“A good analogy of this is if you send me a message from your phone to my phone, it could well have gone over satellite or over a deep-sea cable,” he explains. “The technologies, skills and training needed to launch and maintain a satellite are very different from those needing to maintain a deep-sea cable. However, the focus is on me sending you the message and all the other contributions are adding resilience capability.”

As well as spanning domains, space defence also has an international element, which the Ministry of Defence is particularly interested in.

“The two main themes that came out of our discussions with Air Vice Marshall Harv Smyth were coherence and collaboration,” Holden says. “A big part of this collaboration is with international partners. The US is very key to that collaboration, but also the [other members of] Five Eyes –

Canada, New Zealand, Australia – are very interested in working with the UK. He also mentioned India, South Korean and Japan.

“We're working to see how we get some of their engagement at the show as well, to make sure it's not a purely parochial UK show.”

// Image: DSEI is planning to open its doors to visitors in September. Credit: Clarion

What to expect from DSEI’s Space Hub

Looking forward to September, Holden says in common with DSEI’s other hubs, the Space Hub will offer visitors knowledge-sharing, exhibitor demonstration and product launches. 

“There will be a programme of events to allow the wider space community to connect with policymakers, procurement agents, technologies and users within the government community,” he says. “This will enable them to understand some of the strategies technologies and, crucially, ways to do business with the government, which is changing, particularly in the space domain. That's quite critical.”

Visitors can also expect what Holden describes as “a pretty stellar showcase event” as yet undisclosed, but even when the shutters close at ExCel, that will not mark the end of DSEI’s space activities. 

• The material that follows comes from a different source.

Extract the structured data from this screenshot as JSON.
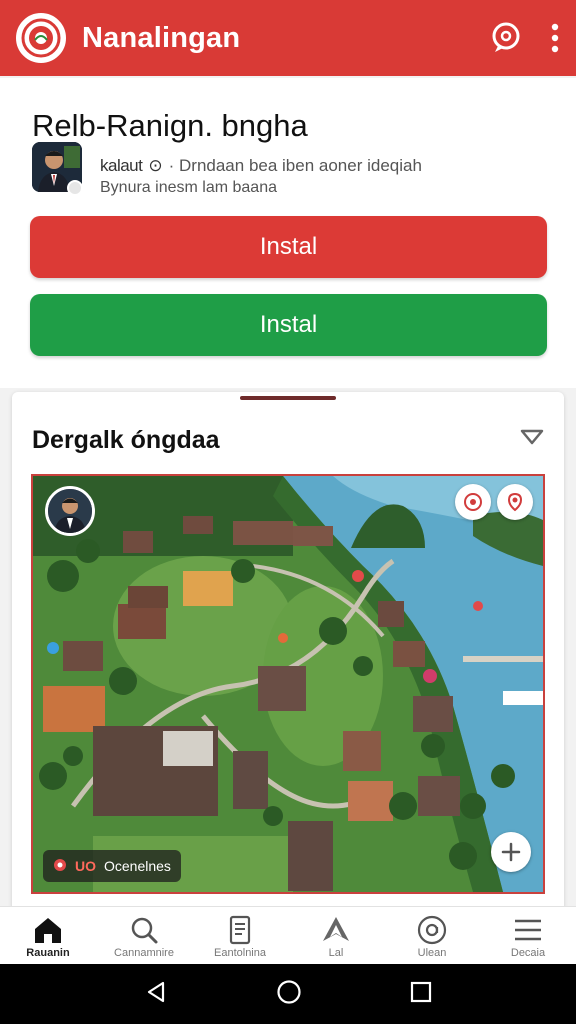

“One of the things that DSEI has learned is that we don't just want to walk away at the end of the show in September and then come back and reconvene two years later, so we aim to keep the space community engaged all the way through to DSEI 2023,” he says.